Research shows a plummeting supply of container ships and soaring Freight costs, pinpointing the UK as the most expensive European shipping destination. While the report also illustrates a transformation in consumer buying habits – people are buying in smaller quantities and moving online to shop in significant numbers
Dublin, Aug. 23, 2022 – Post-pandemic slowdown, war in Ukraine and global inflation have heaped significant pressure on the logistics ecosystem to source, provide and protect products, as well as on the ecommerce businesses that find themselves facing steeper prices and unreliable supply.
The 2022 Europe Ecommerce Region Report authored by DigitalCommerce360, through its research brand RetailX in partnership with leading ecommerce data analytics platform Conjura, surveyed 34 European countries to determine current trends in European ecommerce and indicate where the retail sector may be headed. The report details how ecommerce businesses face headwinds in areas such as Covid 19, inflation, sustainability and supply chain but at the same time see tailwinds in internet adoption, movement to online purchasing, logistics improvements and ease of internationalization.
The ocean-cargo industry has been acutely impacted by the aftershocks from the pandemic as well as the war in Ukraine and the energy crisis. Fragility in the supply chain means transporting products long distance has become precarious. Manufacturers and distributors are battling to replace or refill inventories while big brands such as Italian clothing company, Benetton, German luxury fashion house, Hugo Boss, and Swedish-founded furniture firm, IKEA, have moved or expanded their factories in Turkey from previous locations in South East Asia.
With production shortfalls blamed for 75% of the current reduction in global volume of trade, obstacles in the supply chain account for the rest. Ballooning costs and short supply of material and containers result in raised prices, which are ultimately handed on to consumers. Some brands can absorb inflationary costs, and others cannot – it is left for companies to look for ways to optimize performance and operational efficiency which result in assured financial decisions.
“This is a challenging time for European ecommerce and one which will make or break businesses, depending on how well they can innovate, automate and in some cases re-engineer their key operational functions.” said Fran Quilty, Co-Founder and CEO of Conjura, and a contributing author of the report.
“Consumers are becoming more discerning regarding where they shop and becoming quicker to leave brands should they be unhappy with the service. To adapt, businesses must harness end-to-end, data-driven insights from across their operations, in order to anticipate and resolve issues, effectively evaluate the supply chain and source more intelligently.”
The report also found that consumers are buying in smaller quantities, trading down in terms of the brands they select and delaying purchases. Companies have been charged with finding new suppliers, transport routes, manufacturing sites, and more broadly, have had to review the supply chain in its entirety. This leaves a gap for innovative technology to help buttress supply chain readiness. Brands need to be robust in their planning and forthright in their willingness to adapt – the more a firm embraces relevant, helpful technology, the more likely their survival and market impact will be guaranteed.

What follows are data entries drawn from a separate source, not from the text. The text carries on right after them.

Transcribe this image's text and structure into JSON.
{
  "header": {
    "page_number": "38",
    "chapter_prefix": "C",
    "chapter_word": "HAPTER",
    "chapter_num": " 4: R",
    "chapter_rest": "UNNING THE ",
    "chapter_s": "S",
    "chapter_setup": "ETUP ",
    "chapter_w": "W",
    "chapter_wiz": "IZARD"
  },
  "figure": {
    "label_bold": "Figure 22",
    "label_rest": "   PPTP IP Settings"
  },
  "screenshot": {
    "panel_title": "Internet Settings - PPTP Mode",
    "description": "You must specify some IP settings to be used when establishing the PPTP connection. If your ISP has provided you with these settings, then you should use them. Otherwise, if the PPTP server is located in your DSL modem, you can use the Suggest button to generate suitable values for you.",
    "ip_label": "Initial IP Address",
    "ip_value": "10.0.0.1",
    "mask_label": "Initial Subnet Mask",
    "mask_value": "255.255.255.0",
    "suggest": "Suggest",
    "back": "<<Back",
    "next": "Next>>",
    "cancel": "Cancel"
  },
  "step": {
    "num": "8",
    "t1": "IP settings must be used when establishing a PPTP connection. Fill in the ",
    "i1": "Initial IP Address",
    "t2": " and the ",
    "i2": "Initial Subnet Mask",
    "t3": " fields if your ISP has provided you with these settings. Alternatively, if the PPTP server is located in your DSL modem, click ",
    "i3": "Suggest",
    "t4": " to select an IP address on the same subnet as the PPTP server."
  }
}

Additional key findings from the report:
- Home is where the heart is: Consumers are staying local following the pandemic, with 40% of European shoppers preferring to buy from local businesses
- Moving online: Close to a third of purchases (31.8%) in the UK are now made online. In Portugal, the equivalent figure is 8.4%. Serbs are least likely of all Europeans to shop online, with just 3.7% of purchases taking place online.

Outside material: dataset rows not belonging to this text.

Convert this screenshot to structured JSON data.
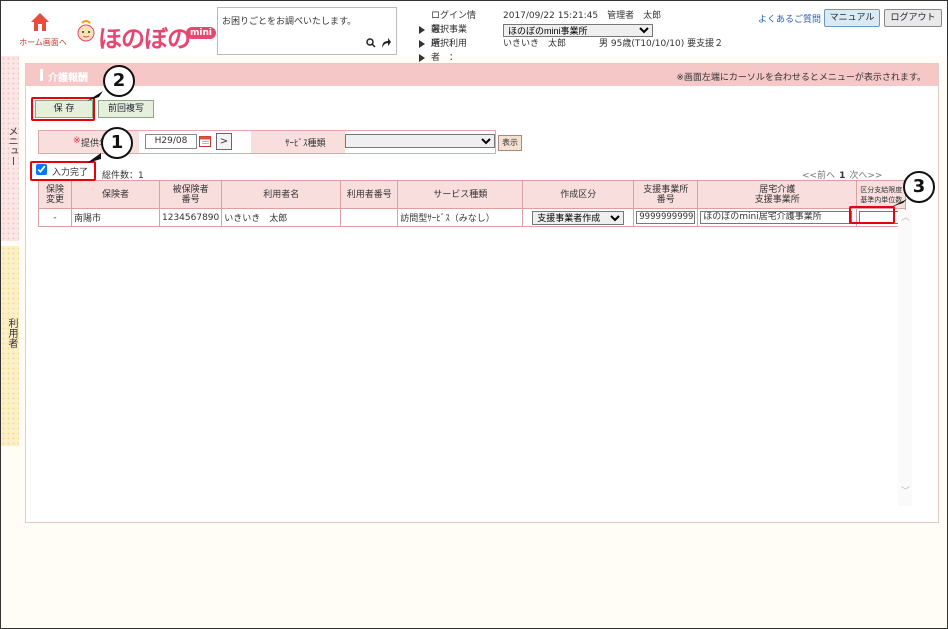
{
  "header": {
    "home_label": "ホーム画面へ",
    "logo_text": "ほのぼの",
    "logo_mini": "mini",
    "search_text": "お困りごとをお調べいたします。",
    "login_label": "ログイン情報：",
    "login_value": "2017/09/22 15:21:45　管理者　太郎",
    "office_label": "選択事業所　：",
    "office_value": "ほのぼのmini事業所",
    "user_label": "選択利用者　：",
    "user_value": "いきいき　太郎",
    "user_detail": "男 95歳(T10/10/10) 要支援２",
    "faq_label": "よくあるご質問",
    "manual_label": "マニュアル",
    "logout_label": "ログアウト"
  },
  "side": {
    "menu_label": "メニュー",
    "user_label": "利用者"
  },
  "panel": {
    "title": "介護報酬",
    "hint": "※画面左端にカーソルを合わせるとメニューが表示されます。",
    "save_label": "保 存",
    "copy_label": "前回複写",
    "filter": {
      "required_mark": "※",
      "period_label": "提供年",
      "period_value": "H29/08",
      "next_label": ">",
      "service_label": "ｻｰﾋﾞｽ種類",
      "service_value": ""
    },
    "show_label": "表示",
    "complete_label": "入力完了",
    "total_label": "総件数：1",
    "pager": {
      "prev": "<<前へ",
      "page": "1",
      "next": "次へ>>"
    }
  },
  "table": {
    "headers": [
      "保険\n変更",
      "保険者",
      "被保険者\n番号",
      "利用者名",
      "利用者番号",
      "サービス種類",
      "作成区分",
      "支援事業所\n番号",
      "居宅介護\n支援事業所",
      "区分支給限度\n基準内単位数"
    ],
    "rows": [
      {
        "change": "-",
        "insurer": "南陽市",
        "insured_no": "1234567890",
        "user_name": "いきいき　太郎",
        "user_no": "",
        "service": "訪問型ｻｰﾋﾞｽ（みなし）",
        "creation": "支援事業者作成",
        "office_no": "9999999999",
        "office_name": "ほのぼのmini居宅介護事業所",
        "units": ""
      }
    ]
  },
  "callouts": [
    "1",
    "2",
    "3"
  ],
  "colors": {
    "title_bar": "#f5c7c7",
    "highlight": "#e8000b",
    "logo": "#e8466f"
  }
}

- Costs an arm and a leg:The UK is the most expensive shipping destination (24.2% higher compared with mainland Europe as other reports have demonstrated)
- Home brands = Winning brands: According to the Europe Ecommerce report, the majority of shoppers (88%) purchase from sellers in their own countries, with 31% of respondents saying they also buy from sellers from other EU countries. Only 22% shop from suppliers from the rest of the world
- Abandoned ship: Supply of container ships have fallen by 11% across the board
- European shopping habits: The amount of e-shoppers vary significantly per region in Europe – ranging from 74% in western Europe to 48% in Eastern Europe. The UK has the highest ratio of regular online shoppers out of the European countries surveyed
- Staying indoors: Over 20% of consumers in the European countries surveyed said they had switched from a brick-and-mortar store to an online store in the last 4-6 weeks or will switch in the next 4-6 weeks
- No waiting around: The trend to shop locally can also be seen in the last-mile section of the supply chain, with direct to consumer shipments rising 14% each year between 2015 and 2020
Notes to editor
Data for this report has been compiled from various sources – including Statista, McKinsey, Similarweb, IMF, Eurostat and RetailX.
Countries surveyed as part of the report:
Conjura is pioneering the next generation of e-commerce data analytics, harnessing advanced AI to equip businesses of all sizes with enhanced visibility over their entire business operations. The Conjura platform helps businesses integrate, benchmark and action their data to unlock growth opportunities.
Conjura was founded in Ireland in 2018 and supports leading high-growth e-commerce brands across multiple sectors. For more information visit: https://conjura.com/.